In the same year Folkestone was visited (fn. 15) on Friday, 22 October, by Richard Layton, who reported that there were there a prior and a sick monk. The priory was in the gift of the archbishop of Canterbury, and Lord Clinton was the patron. The parish church belonged to the priory, and with the glebe formed almost its whole revenue. The house was in utter decay; it consisted of one hall, one chamber, a kitchen, and a little parlour underground, not meet for a monk; the barns were well filled with corn, and there were a few cattle, but no household stuff. The prior and monk were both guilty of serious offences. This unfavourable report was probably one of the reasons why the priory was surrendered (fn. 16) on 15 November, before the Act of Dissolution was passed in the next year; though Thomas Bedyll, who received the surrender, describes it as a little house well repaired, and the prior a good husband and beloved by his neighbours. (fn. 17) It is difficult to say which of the two versions is correct. The prior complained (fn. 18) at first that he had nothing given to him but a bed lacking both pillows and blankets; but on 20 March, 1537, he received a pension (fn. 19) of £10, dating from the preceding Michaelmas.

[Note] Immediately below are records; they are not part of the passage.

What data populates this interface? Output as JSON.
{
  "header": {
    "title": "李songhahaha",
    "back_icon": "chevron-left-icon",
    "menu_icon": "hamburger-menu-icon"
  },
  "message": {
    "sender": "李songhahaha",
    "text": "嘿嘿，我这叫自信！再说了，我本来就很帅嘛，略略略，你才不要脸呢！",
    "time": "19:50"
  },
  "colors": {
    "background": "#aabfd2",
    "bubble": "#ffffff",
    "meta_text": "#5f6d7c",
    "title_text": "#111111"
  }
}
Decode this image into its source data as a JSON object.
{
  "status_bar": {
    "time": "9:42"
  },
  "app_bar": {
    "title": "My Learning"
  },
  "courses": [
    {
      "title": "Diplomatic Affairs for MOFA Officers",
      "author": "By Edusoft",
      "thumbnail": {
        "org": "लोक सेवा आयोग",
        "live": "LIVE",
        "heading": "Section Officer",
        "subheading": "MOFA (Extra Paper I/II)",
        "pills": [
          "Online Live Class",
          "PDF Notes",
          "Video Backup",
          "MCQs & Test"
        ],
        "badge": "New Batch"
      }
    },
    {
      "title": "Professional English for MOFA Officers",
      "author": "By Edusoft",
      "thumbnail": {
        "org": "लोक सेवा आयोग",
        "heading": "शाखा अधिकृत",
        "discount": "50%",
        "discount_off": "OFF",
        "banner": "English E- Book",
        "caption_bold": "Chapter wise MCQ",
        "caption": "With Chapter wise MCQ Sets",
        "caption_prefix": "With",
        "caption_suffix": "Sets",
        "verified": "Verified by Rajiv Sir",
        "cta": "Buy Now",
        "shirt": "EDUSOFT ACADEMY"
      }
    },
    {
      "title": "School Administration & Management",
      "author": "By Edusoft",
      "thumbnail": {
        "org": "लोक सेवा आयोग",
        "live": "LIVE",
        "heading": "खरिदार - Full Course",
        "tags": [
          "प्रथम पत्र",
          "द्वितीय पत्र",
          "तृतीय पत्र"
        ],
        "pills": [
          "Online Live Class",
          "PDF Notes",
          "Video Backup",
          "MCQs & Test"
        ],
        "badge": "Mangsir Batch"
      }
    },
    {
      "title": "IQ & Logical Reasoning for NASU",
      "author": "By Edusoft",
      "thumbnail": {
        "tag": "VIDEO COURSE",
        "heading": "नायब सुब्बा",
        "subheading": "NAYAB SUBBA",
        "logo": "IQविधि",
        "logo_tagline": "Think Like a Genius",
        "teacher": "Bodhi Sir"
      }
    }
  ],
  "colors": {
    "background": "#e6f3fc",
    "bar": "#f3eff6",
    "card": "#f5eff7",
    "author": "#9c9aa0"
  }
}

Priors of Folkestone
Peter, occurs 1296 (fn. 22)
Robert de Stokeyo, occurs 1326 (fn. 23)
William Medici (fn. 24) or Waterham, (fn. 25) appointed 1344, (fn. 24) occurs 1345 (fn. 25)
Thomas, died 1361 (fn. 26)
James de Suessione, appointed 1361 (fn. 27)
John de Husceu, occurs 1370 (fn. 28)
Sampson Sennys, appointed 1372, (fn. 29) resigned 1376 (fn. 30)
Nicholas Barbarot, appointed 1376 (fn. 31)
Nicholas Chiriton, appointed 1393, (fn. 32) resigned 1426 (fn. 33)
Richard Longe, elected 1426, (fn. 34) died 1427 (fn. 35)
John Ashforde, elected 1427, (fn. 35) resigned 1446 (fn. 36)
John Combe, elected 1446 (fn. 37)
Thomas Banys, occurs 1467, (fn. 38) deprived 1493 (fn. 39)
Thomas Sudbury, occurs 1502-3 (fn. 39)
John Thornton, appointed 1513, (fn. 41) died 1516 (fn. 42)
George Goodharst, collated 1516 (fn. 43)
Thomas Barret, the last prior (fn. 44)
The seal (fn. 45) of the priory (fifteenth century) is a pointed oval, measuring 2⅛ by 1⅜ in., representing St. Eanswith standing crowned in a niche with round-headed arch, holding in the right hand a book and in the left a sceptre or palm branch. In a smaller niche above with ogee arch, pinnacled and crocketed, is the Virgin standing crowned, holding in the right hand the Child and in the left a sceptre. Tabernacle work at the sides. In base, under a flat arch, the prior half-length in prayer. Legend:—